November is a time to start taking stock of the year gone by and think about how to make changes to the year ahead. It is also a time when the majority of crops have been harvested, and most winter storage crops have been brought in to keep us going through to spring. One of the best crops to store over winter are drying beans. There is a huge diversity of beans that can be grown to dry, many of which are dual purpose, so can be eaten fresh or dried. One of our favourites to grow is the Gigantes bean which grows and looks much like a runner bean, but the beans within the pod bulk up and resemble butter beans. They come from the mountainous regions of Northern Greece and so grow well in our cool damp climate! In terms of growing, treat them just the same as runner beans—sowing at the end of April inside and planting out mid-May, or sowing direct outdoors around mid-late May. The plants can be grown up wigwams or strings, spaced around 30cm away from each other.
The other perhaps more familiar drying bean to try if you haven’t tried growing them before is the borlotti bean. We grow the variety Lamon which seems to be particularly productive. We grow them in a similar way to the Gigantes, but space them a little closer at around 20cm apart. Other interesting varieties to try include Bridgwater, Pea beans and Bird’s egg No. 3. Good places to buy bean seed are from Real Seeds and check out the huge variety from Beans & Herbs.
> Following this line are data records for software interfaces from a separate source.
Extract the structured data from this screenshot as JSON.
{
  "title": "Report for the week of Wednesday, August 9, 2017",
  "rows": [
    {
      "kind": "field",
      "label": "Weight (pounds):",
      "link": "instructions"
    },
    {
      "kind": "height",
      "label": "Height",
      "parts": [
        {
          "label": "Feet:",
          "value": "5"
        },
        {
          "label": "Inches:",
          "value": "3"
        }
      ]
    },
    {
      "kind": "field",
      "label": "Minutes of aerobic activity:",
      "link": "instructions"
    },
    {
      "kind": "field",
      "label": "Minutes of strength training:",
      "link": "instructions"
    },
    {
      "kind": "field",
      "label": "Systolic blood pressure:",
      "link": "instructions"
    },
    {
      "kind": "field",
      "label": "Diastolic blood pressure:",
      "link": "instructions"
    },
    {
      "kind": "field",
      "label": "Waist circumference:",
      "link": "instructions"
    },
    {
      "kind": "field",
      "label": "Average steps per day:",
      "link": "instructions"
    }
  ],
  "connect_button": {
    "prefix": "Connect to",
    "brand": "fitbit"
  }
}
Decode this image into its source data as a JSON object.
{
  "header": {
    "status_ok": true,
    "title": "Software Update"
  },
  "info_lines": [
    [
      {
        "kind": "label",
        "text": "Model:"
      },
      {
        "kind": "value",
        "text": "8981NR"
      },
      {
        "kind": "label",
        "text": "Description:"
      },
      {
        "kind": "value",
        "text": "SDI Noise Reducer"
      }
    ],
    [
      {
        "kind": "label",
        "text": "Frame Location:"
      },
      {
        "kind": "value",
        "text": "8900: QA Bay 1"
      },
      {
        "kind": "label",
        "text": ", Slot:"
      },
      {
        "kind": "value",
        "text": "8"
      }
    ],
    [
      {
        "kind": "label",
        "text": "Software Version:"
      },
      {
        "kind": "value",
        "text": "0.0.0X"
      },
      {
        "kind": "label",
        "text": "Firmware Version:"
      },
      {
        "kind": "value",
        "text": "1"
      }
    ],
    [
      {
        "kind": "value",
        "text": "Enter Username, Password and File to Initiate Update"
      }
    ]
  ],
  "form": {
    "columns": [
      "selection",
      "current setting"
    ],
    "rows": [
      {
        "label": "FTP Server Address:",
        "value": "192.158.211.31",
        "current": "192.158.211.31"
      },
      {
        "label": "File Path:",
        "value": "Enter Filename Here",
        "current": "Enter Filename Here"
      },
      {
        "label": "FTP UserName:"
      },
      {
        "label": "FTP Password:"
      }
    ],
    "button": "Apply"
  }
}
The nicest way to eat many of these drying beans is to get them when they are semi-dry (when the beans inside have swelled up and the pods start to change colour a little). Eating them this way means they are lovely and creamy. If you are drying them, leave them on the plants for as long as possible before the weather turns too wet and miserable, then harvest them and bring them inside to a warm dry place to dry further. If the pods are fairly wet when harvested it is usually best to pod them as soon as possible and dry them out of the pods. To use them through the winter just soak the beans overnight and then boil for 30-40 minutes until tender, or add to stews. If you are growing the drying beans from the french bean family (Phaseolus) they can also be resown the following year and come true to type, which is an added bonus. This will even work if you grow a few varieties nearby to one another. This won’t work if you try to save Gigantes beans and you have runner beans growing nearby as they cross-pollinate, so you may come out with something unexpected if you try sowing them, but could be worth a try still if it’s just for yourself!
WHAT TO SOW THIS MONTH: Not a lot! We have made all of our sowings by now, and will start tentatively with a few sowings again in January, but nothing else before then.
WHAT TO PLANT THIS MONTH:
OUTSIDE: Garlic (if not planted already)
INSIDE: peashoots, sugarsnap and early pea varieties, spring onions, broad beans, garlic (for extra early garlic)
OTHER IMPORTANT TASKS THIS MONTH: If the weather dries, continue preparing beds for the winter by mulching with compost. Don’t be tempted to tidy up too much, as old crops and flowers act as a habitat for many beneficial insects. Start going through your winter job list – whether its cleaning glasshouses or polytunnels, tidying up your propagating area, cleaning and oiling your tools or even looking through seed catalogues for a bit of inspiration for next year!